Frankenstein Takes the Cake

Frankenstein Takes the Cake

by Adam Rex

No one ever said it was easy being a monster.

Take Frankenstein, for instance: He just wants to marry his undead bride in peace, but his best man, Dracula, is freaking out about the garlic bread.

In a wickedly funny follow-up to the bestselling Frankenstein Makes a Sandwich, Adam Rex once again proves that monsters are just like you and me.

  • Language: English
  • Category: Childrens
  • Rating: 4.02
  • Pages: 40
  • Publish Date: September 1st 2008 by Harcourt
  • Isbn10: 0152062351
  • Isbn13: 9780152062354

Read the Book "Frankenstein Takes the Cake" Online

The result was not expected: 11-year-old loved the humor, got most of the jokes, appreciated the satire, but frequently bound himself up in grammatical misreadings and inattention to requisite punctuation. Meanwhile, my 8-year-old was zoned out and bored, the humor so out of bounds from his own experience, and locked out by rather sophisticated grammar gymnastics.

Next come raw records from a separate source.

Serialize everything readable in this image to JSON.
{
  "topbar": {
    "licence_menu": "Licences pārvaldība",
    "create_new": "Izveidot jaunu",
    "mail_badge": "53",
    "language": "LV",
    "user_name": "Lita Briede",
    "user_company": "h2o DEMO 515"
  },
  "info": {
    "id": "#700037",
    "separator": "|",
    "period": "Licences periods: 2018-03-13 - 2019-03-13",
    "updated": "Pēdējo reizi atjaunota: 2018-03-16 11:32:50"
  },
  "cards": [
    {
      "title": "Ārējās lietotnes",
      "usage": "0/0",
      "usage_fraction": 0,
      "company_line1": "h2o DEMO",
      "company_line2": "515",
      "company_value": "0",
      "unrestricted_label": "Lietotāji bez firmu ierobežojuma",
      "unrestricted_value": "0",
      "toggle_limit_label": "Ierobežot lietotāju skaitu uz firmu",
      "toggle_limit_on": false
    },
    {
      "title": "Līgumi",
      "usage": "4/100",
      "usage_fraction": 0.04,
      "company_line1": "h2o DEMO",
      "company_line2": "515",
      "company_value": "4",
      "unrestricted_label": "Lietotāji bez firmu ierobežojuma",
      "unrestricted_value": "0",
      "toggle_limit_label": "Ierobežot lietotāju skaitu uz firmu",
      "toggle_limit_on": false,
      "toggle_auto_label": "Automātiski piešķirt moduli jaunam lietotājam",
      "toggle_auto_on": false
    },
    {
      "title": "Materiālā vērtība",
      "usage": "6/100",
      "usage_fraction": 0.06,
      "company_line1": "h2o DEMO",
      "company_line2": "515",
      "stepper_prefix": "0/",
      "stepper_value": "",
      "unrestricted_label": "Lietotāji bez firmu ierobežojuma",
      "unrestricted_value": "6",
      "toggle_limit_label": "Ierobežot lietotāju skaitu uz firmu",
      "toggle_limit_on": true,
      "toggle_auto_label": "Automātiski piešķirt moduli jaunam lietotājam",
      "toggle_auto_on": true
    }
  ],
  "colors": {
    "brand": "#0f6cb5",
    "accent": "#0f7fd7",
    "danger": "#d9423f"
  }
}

Ipso facto: I like Frankenstein Takes the Cake. Maybe I like other things about the book too. And theres always the off chance that what I really like about is that its a picture book/poetry sequel that takes cool monsters and makes them loveable. Poems about monsters, a weird variety of artistic styles, and quickfire punches of humor along the way. Rex probably could have copied the format of his first book poem for poem and nobody would have blinked an eye. Other poems in the book discuss varied topics as the Headless Horsemans dilapidated head, the dangers of answering your door the day after Halloween, and alien spam. Then publication page isnt much help in listing them since all its says is, The illustrations in this book were done in pencil, charcoal, oils, and, in many cases, in Photoshop with a Wacom tablet. Theres a fellow straight out of an Egyptian painting, gorgeous Japanese inspired inked images, some graphite (I think), and a comic strip that is perhaps the best paean to Charles Schultz Ive seen in a long time. One of the advantages of having a versatile artist like Mr. Rex take a book like this in hand is that you can sometimes see the same character rendered in a variety of different styles. Frankenstein and the Headless Horseman are good examples of this (though Dracula gets the serious face time here that he lacked in the last title). Old favorite characters from the first book that didnt end up with their own poems appear in the group scenes during the wedding. If there is something to criticize about the book, it would have to be the poems themselves. Lines like But the poem Poe composes poses problems, cause he knows his / line on roses being roses has been written once before. If you arent swayed by the books backflap A Haiku about Adam Rex which reads, He knows Frankensteins / the doctor, not the monster. When I reviewed the first Frankenstein book, I pouted over Rexs overt use of random celebrities and pop culture. I was talking with a colleague about the first Frankenstein book the other day, and she happened to mention that the problem with the book is that libraries like to shelve it in the poetry section and not with the picture books.

The opening pages feature a fun interactive comic in which the reader is at first mistaken of identity, and after the confusion is cleared, they get the closer look they need andI wont spoil it for you. But it is a brilliant opening because it reminds fans and introduces the new readers to Rexs excellent sense of humor and comedic timingwhich he confirms, just in case, by following the comic with a letter from the author.

The only reason I'm giving it four stars instead of five is that I think the book is hard to market. My ten year old is pretty savvy and witty and artsy, but even she didn't fully appreciate the humor in it.

Still a fun read for any time of the year but definitely has a Halloween focused theme...vampires, witches, headless horseman and so on.

Like some other reviewers, I do question if this material would appeal to kids as much as it does to me, but as I am generally a selfish knave, such thoughts will not cause me to delete stars from my rating.

Can't wait to read his other books.

I'll pull it out again when my son studies "The Raven" at an age when he gets it better.

He took a lot of art classes as a kid, trying to learn to draw better, and started painting when he was 11. Adam is nearsighted, bad at all sports, learning to play the theremin, and usually in need of a shave.